SSI WDF UCM Folio XSLT

Air and Weather

Second Edition

Resources by Investigation

Resources by Investigation
Investigation 1: Exploring Air
Students explore properties of a common gas mixture, air. Using vials, syringes, and tubing, students experience air as matter, discovering that it takes up space and can be compressed and that compressed air builds up pressure that can push objects around. They construct and compare parachutes and balloon rockets that use air.
1.1
Investigation 1, Part 1: Air Is There
Students work with a set of objects to see how objects can be moved by and through air.
1.2
Investigation 1, Part 2: Air Under Water
Students use vials, paper towels, and basins to explore the idea that air takes up space.
1.3
Investigation 1, Part 3: Parachutes
Students construct and observe parachutes dropping through air. They think about how air slows the descent of the parachute.
1.4
Investigation 1, Part 4: Pushing on Air
Students use syringes to investigate air. They discover that air can be compressed and that air under pressure can push objects around.
1.5
Investigation 1, Part 5: Air and Water Fountain
Students put together tubes, a bottle, water, a rubber stopper, and two syringes to create a system. They add water and use air pressure to push the water around the system.
1.6
Investigation 1, Part 6: Balloon Rockets
Students set up a balloon-rocket system and find out how far the air in the balloon will propel the system along a flight line.
Investigation 2: Observing Weather
Students record weather over 4–8 weeks on a class calendar and in weather journals. Students monitor temperature with a thermometer and rainfall with a rain gauge. They learn to identify three basic cloud types by matching their observations to a cloud chart.
2.1
Investigation 2, Part 1: Weather Calendar
The class shares what they know about weather and how it relates to air. A class meteorologist begins recording daily weather observations on a class calendar. Symbols are used to indicate five basic types of weather.
2.2
Investigation 2, Part 2: Measuring Temperature
Students learn to use a thermometer and take turns measuring and recording the temperature. They construct a model thermometer and practice reading various temperatures.
2.3
Investigation 2, Part 3: Watching Clouds
Students observe and compare several types of clouds and discuss how they move across the sky. They read FOSS Science Stories to find out more about what meteorologists do.
2.4
Investigation 2, Part 4: Measuring Rain
The class discusses the kinds of clouds that bring rain or snow and natural sources of water. Students use a rain gauge to measure rain or snowfall. The class meteorologist’s daily report now includes weather condition, temperature, cloud type, and amount of rainfall.
Investigation 3: Wind Explorations
Students look for evidence of moving air. They observe and describe wind speed using pinwheels, an anemometer, and a wind scale. They observe bubbles and construct wind vanes to find the wind’s direction.

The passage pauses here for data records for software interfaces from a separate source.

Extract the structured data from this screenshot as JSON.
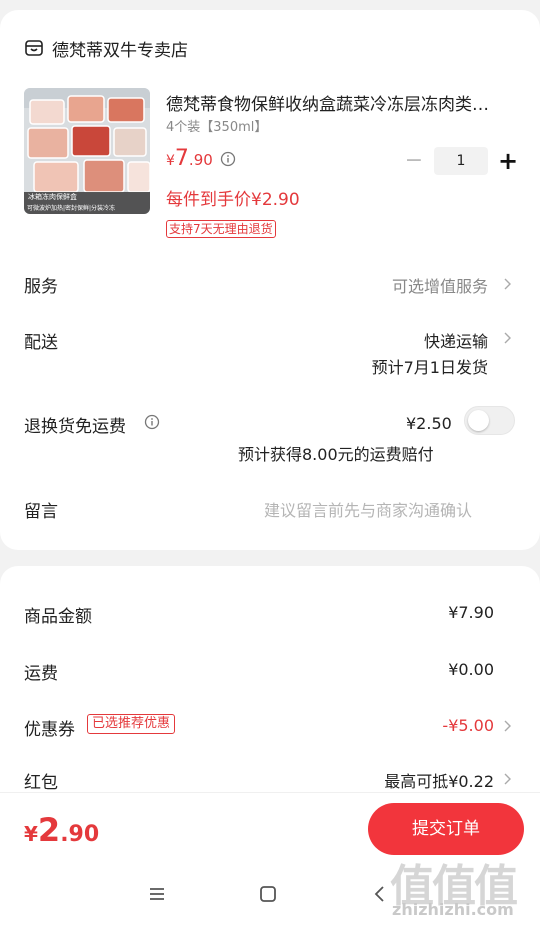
{
  "shop": {
    "name": "德梵蒂双牛专卖店",
    "icon": "shop-icon"
  },
  "product": {
    "title": "德梵蒂食物保鲜收纳盒蔬菜冷冻层冻肉类…",
    "spec": "4个装【350ml】",
    "price_currency": "¥",
    "price_int": "7",
    "price_dec": ".90",
    "per_unit": "每件到手价¥2.90",
    "return_tag": "支持7天无理由退货",
    "thumb_caption": "冰箱冻肉保鲜盒",
    "thumb_features": "可微波炉加热|密封保鲜|分装冷冻",
    "quantity": "1",
    "minus": "−",
    "plus": "+"
  },
  "rows": {
    "service_label": "服务",
    "service_value": "可选增值服务",
    "delivery_label": "配送",
    "delivery_value": "快递运输",
    "delivery_date": "预计7月1日发货",
    "return_label": "退换货免运费",
    "return_price": "¥2.50",
    "return_note": "预计获得8.00元的运费赔付",
    "return_toggle_on": false,
    "message_label": "留言",
    "message_placeholder": "建议留言前先与商家沟通确认"
  },
  "summary": {
    "goods_label": "商品金额",
    "goods_value": "¥7.90",
    "shipping_label": "运费",
    "shipping_value": "¥0.00",
    "coupon_label": "优惠券",
    "coupon_tag": "已选推荐优惠",
    "coupon_value": "-¥5.00",
    "redpacket_label": "红包",
    "redpacket_value": "最高可抵¥0.22"
  },
  "bottom": {
    "total_currency": "¥",
    "total_int": "2",
    "total_dec": ".90",
    "submit": "提交订单"
  },
  "watermark": {
    "glyphs": "值值值",
    "url": "zhizhizhi.com"
  },
  "colors": {
    "accent": "#e4393c",
    "submit_bg": "#f2353c",
    "muted": "#888888"
  }
}
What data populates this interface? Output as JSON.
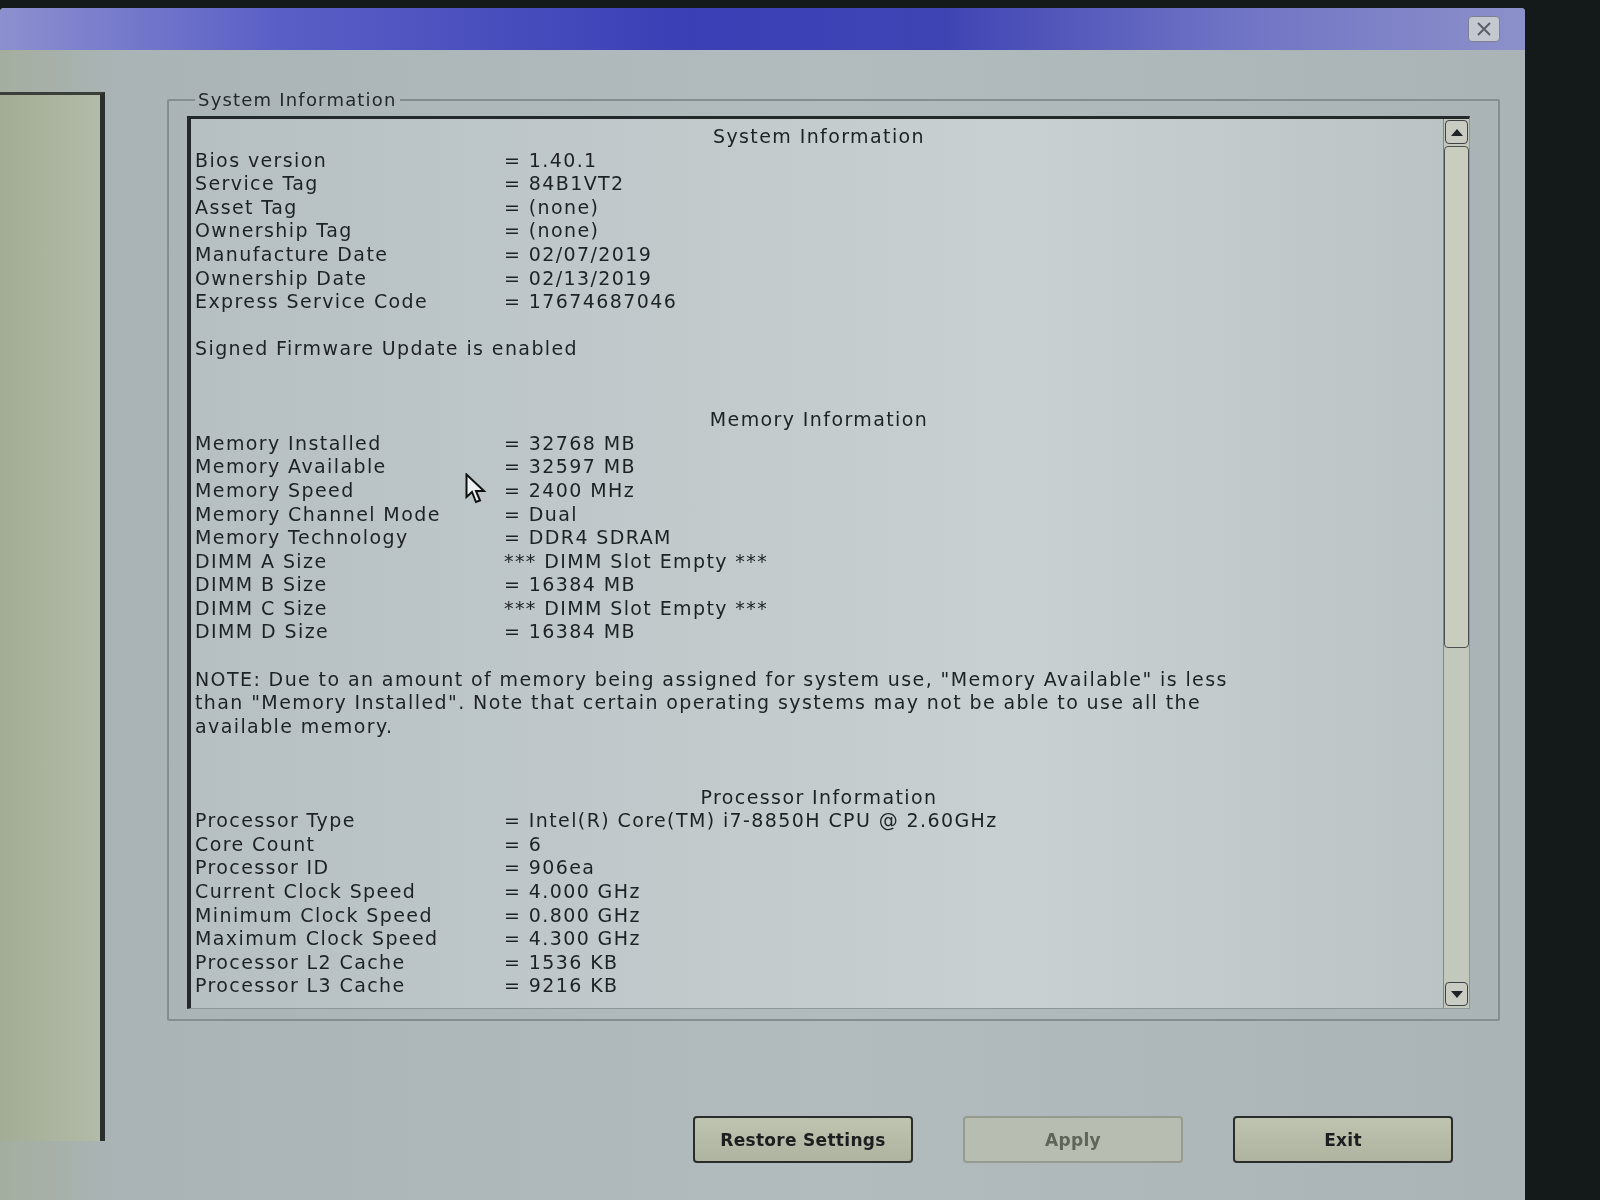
{
  "group_box": {
    "title": "System Information",
    "sections": [
      {
        "heading": "System Information",
        "fields": [
          {
            "label": "Bios version",
            "value": "= 1.40.1"
          },
          {
            "label": "Service Tag",
            "value": "= 84B1VT2"
          },
          {
            "label": "Asset Tag",
            "value": "= (none)"
          },
          {
            "label": "Ownership Tag",
            "value": "= (none)"
          },
          {
            "label": "Manufacture Date",
            "value": "= 02/07/2019"
          },
          {
            "label": "Ownership Date",
            "value": "= 02/13/2019"
          },
          {
            "label": "Express Service Code",
            "value": "= 17674687046"
          }
        ],
        "note": "Signed Firmware Update is enabled"
      },
      {
        "heading": "Memory Information",
        "fields": [
          {
            "label": "Memory Installed",
            "value": "= 32768 MB"
          },
          {
            "label": "Memory Available",
            "value": "= 32597 MB"
          },
          {
            "label": "Memory Speed",
            "value": "= 2400 MHz"
          },
          {
            "label": "Memory Channel Mode",
            "value": "= Dual"
          },
          {
            "label": "Memory Technology",
            "value": "= DDR4 SDRAM"
          },
          {
            "label": "DIMM A Size",
            "value": "*** DIMM Slot Empty ***"
          },
          {
            "label": "DIMM B Size",
            "value": "= 16384 MB"
          },
          {
            "label": "DIMM C Size",
            "value": "*** DIMM Slot Empty ***"
          },
          {
            "label": "DIMM D Size",
            "value": "= 16384 MB"
          }
        ],
        "note": "NOTE: Due to an amount of memory being assigned for system use, \"Memory Available\" is less than \"Memory Installed\". Note that certain operating systems may not be able to use all the available memory."
      },
      {
        "heading": "Processor Information",
        "fields": [
          {
            "label": "Processor Type",
            "value": "= Intel(R) Core(TM) i7-8850H CPU @ 2.60GHz"
          },
          {
            "label": "Core Count",
            "value": "= 6"
          },
          {
            "label": "Processor ID",
            "value": "= 906ea"
          },
          {
            "label": "Current Clock Speed",
            "value": "= 4.000 GHz"
          },
          {
            "label": "Minimum Clock Speed",
            "value": "= 0.800 GHz"
          },
          {
            "label": "Maximum Clock Speed",
            "value": "= 4.300 GHz"
          },
          {
            "label": "Processor L2 Cache",
            "value": "= 1536 KB"
          },
          {
            "label": "Processor L3 Cache",
            "value": "= 9216 KB"
          }
        ]
      }
    ]
  },
  "buttons": [
    {
      "label": "Restore Settings",
      "disabled": false
    },
    {
      "label": "Apply",
      "disabled": true
    },
    {
      "label": "Exit",
      "disabled": false
    }
  ]
}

Flying kites, they feel the strength of the wind and the direction it is moving.
3.1
Investigation 3, Part 1: Bubbles in the Wind
Students use bubble wands to blow bubbles outside. They investigate how the air moves bubbles in a variety of locations around the school building.
3.2
Investigation 3, Part 2: Wind Speed
Students go outside to feel and observe the wind. They are introduced to a descriptive wind scale (an adaptation of the Beaufort scale) and an anemometer, a tool used by scientists to more accurately measure the speed of the wind.
3.3
Investigation 3, Part 3: Pinwheels
Students construct a pinwheel and observe how it operates when they blow on it, move it through air, and hold it in front of a fan. They compare the action of the pinwheels to the class anemometer.
3.4
Investigation 3, Part 4: Wind Vanes
Students learn about wind vanes, a tool to determine wind direction. They compare the movement of the wind vane to those of bubbles and clouds.
3.5
Investigation 3, Part 5: Kites
Students construct kites. They use the anemometer and wind vane to help them determine the best location and direction for flying kites.
Investigation 4: Looking for Change
Students organize monthly weather data using graphs to describe weather trends. They continue to monitor weather throughout the year, to compare the seasons. At home they make observations of the night sky, looking for observable changes in weather conditions as well as in objects in the sky (Sun, Moon, stars). Students are introduced to the changing location of the Sun in our sky and the changing appearance of the Moon.
4.1
Investigation 4, Part 1: Weather Graphs
Students organize and graph the class weather data recorded over a period of 4 weeks. The class will continue recording the weather on the calendar and graph the following month.
4.2
Investigation 4, Part 2: Comparing the Seasons (Optional)
The class moves from recording weather data on a calendar to creating seasonal graphs of the weather, temperature, and precipitation. Each season, new graphs are created and compared with the preceding seasons.
4.3
Investigation 4, Part 3: The Night Sky
Students discuss their observations of the night sky, including any changes they have discovered in the Moon’s appearance and location. Weather at night is compared to weather during the day.